* Available records *
=== Begin Enclosure ===

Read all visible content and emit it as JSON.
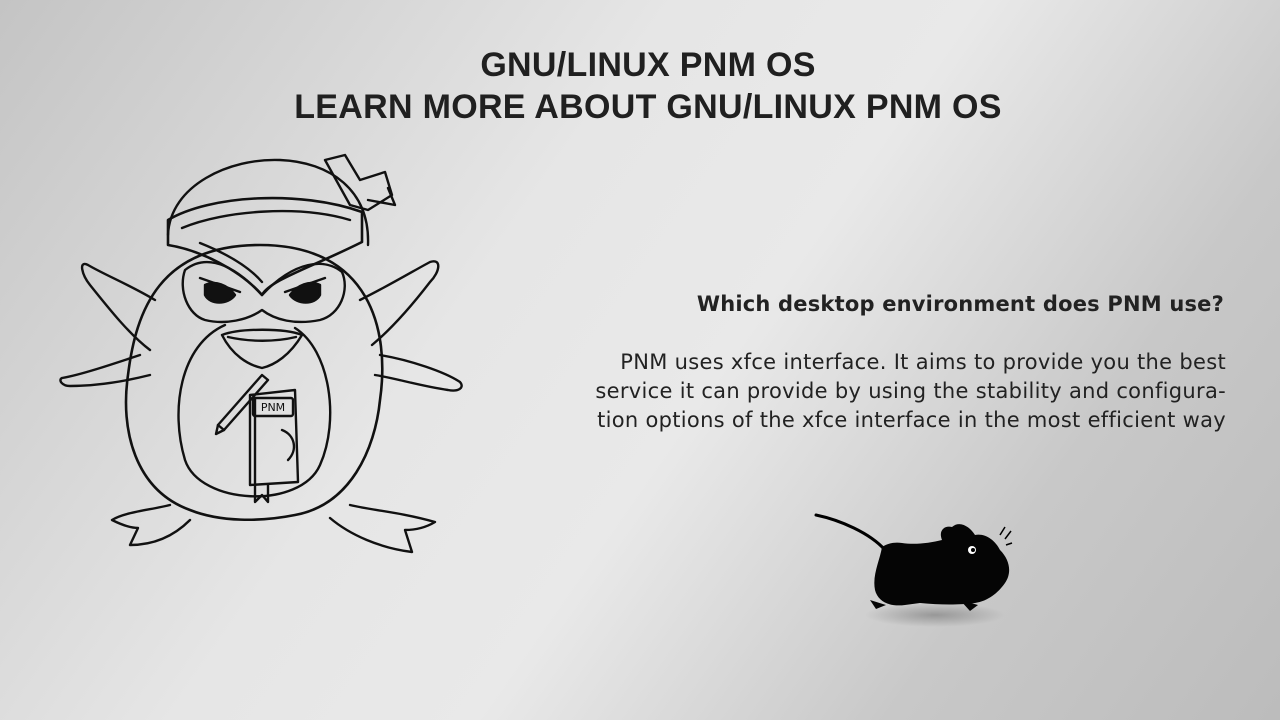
{
  "header": {
    "title_line1": "GNU/LINUX PNM OS",
    "title_line2": "LEARN MORE ABOUT GNU/LINUX PNM OS"
  },
  "faq": {
    "question": "Which desktop environment does PNM use?",
    "answer_lines": [
      "PNM uses xfce interface. It aims to provide you the best",
      "service it can provide by using the stability and configura-",
      "tion options of the xfce interface in the most efficient way"
    ]
  },
  "illustrations": {
    "penguin": {
      "icon": "ninja-penguin-icon",
      "badge_text": "PNM"
    },
    "mouse": {
      "icon": "xfce-mouse-icon"
    }
  },
  "colors": {
    "background_light": "#e8e8e8",
    "background_dark": "#bcbcbc",
    "text": "#1e1e1e"
  }
}
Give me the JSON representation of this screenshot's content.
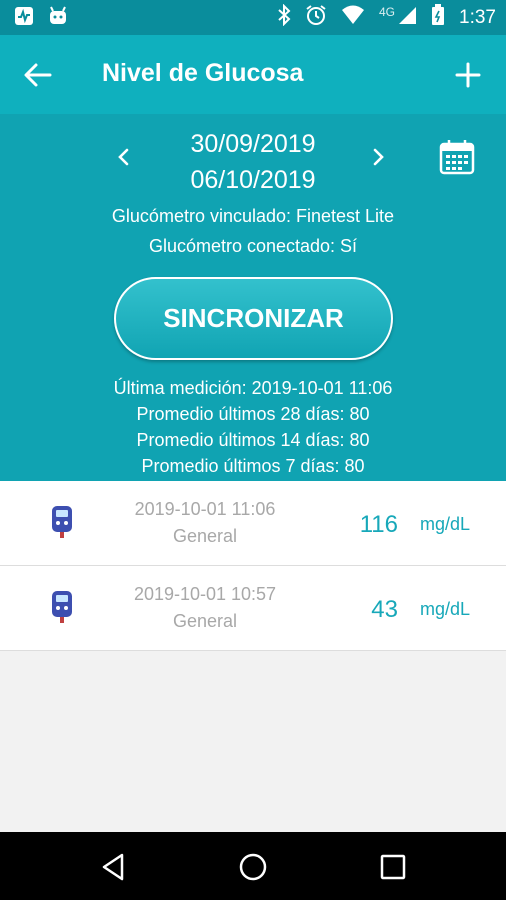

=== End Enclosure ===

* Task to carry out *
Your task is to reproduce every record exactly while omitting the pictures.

* Solution for this task *
Read all visible content and emit it as JSON.
{
  "header": {
    "title_line1": "GNU/LINUX PNM OS",
    "title_line2": "LEARN MORE ABOUT GNU/LINUX PNM OS"
  },
  "faq": {
    "question": "Which desktop environment does PNM use?",
    "answer_lines": [
      "PNM uses xfce interface. It aims to provide you the best",
      "service it can provide by using the stability and configura-",
      "tion options of the xfce interface in the most efficient way"
    ]
  },
  "illustrations": {
    "penguin": {
      "icon": "ninja-penguin-icon",
      "badge_text": "PNM"
    },
    "mouse": {
      "icon": "xfce-mouse-icon"
    }
  },
  "colors": {
    "background_light": "#e8e8e8",
    "background_dark": "#bcbcbc",
    "text": "#1e1e1e"
  }
}
Give me the JSON representation of this screenshot's content.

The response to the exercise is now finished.